Material for this exercise:
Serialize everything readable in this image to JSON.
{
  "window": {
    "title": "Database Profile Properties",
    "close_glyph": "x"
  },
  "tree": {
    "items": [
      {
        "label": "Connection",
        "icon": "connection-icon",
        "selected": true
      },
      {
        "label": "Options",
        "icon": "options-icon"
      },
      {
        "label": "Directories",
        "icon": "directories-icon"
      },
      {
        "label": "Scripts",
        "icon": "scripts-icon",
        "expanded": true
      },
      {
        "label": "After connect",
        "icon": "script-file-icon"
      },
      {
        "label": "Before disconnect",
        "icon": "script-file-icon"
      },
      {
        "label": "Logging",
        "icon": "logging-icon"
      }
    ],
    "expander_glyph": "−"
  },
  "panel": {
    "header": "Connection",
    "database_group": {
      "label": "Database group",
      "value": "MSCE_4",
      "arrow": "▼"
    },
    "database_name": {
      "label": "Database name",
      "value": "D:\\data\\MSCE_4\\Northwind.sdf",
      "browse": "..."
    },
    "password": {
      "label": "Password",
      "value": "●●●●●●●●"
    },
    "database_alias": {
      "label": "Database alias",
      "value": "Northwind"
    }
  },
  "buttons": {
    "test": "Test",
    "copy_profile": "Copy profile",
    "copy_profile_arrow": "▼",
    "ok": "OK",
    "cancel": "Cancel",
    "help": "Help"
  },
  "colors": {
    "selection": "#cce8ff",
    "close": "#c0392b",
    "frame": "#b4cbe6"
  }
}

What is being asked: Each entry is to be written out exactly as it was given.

Written solution:
Serialize everything readable in this image to JSON.
{
  "window": {
    "title": "Database Profile Properties",
    "close_glyph": "x"
  },
  "tree": {
    "items": [
      {
        "label": "Connection",
        "icon": "connection-icon",
        "selected": true
      },
      {
        "label": "Options",
        "icon": "options-icon"
      },
      {
        "label": "Directories",
        "icon": "directories-icon"
      },
      {
        "label": "Scripts",
        "icon": "scripts-icon",
        "expanded": true
      },
      {
        "label": "After connect",
        "icon": "script-file-icon"
      },
      {
        "label": "Before disconnect",
        "icon": "script-file-icon"
      },
      {
        "label": "Logging",
        "icon": "logging-icon"
      }
    ],
    "expander_glyph": "−"
  },
  "panel": {
    "header": "Connection",
    "database_group": {
      "label": "Database group",
      "value": "MSCE_4",
      "arrow": "▼"
    },
    "database_name": {
      "label": "Database name",
      "value": "D:\\data\\MSCE_4\\Northwind.sdf",
      "browse": "..."
    },
    "password": {
      "label": "Password",
      "value": "●●●●●●●●"
    },
    "database_alias": {
      "label": "Database alias",
      "value": "Northwind"
    }
  },
  "buttons": {
    "test": "Test",
    "copy_profile": "Copy profile",
    "copy_profile_arrow": "▼",
    "ok": "OK",
    "cancel": "Cancel",
    "help": "Help"
  },
  "colors": {
    "selection": "#cce8ff",
    "close": "#c0392b",
    "frame": "#b4cbe6"
  }
}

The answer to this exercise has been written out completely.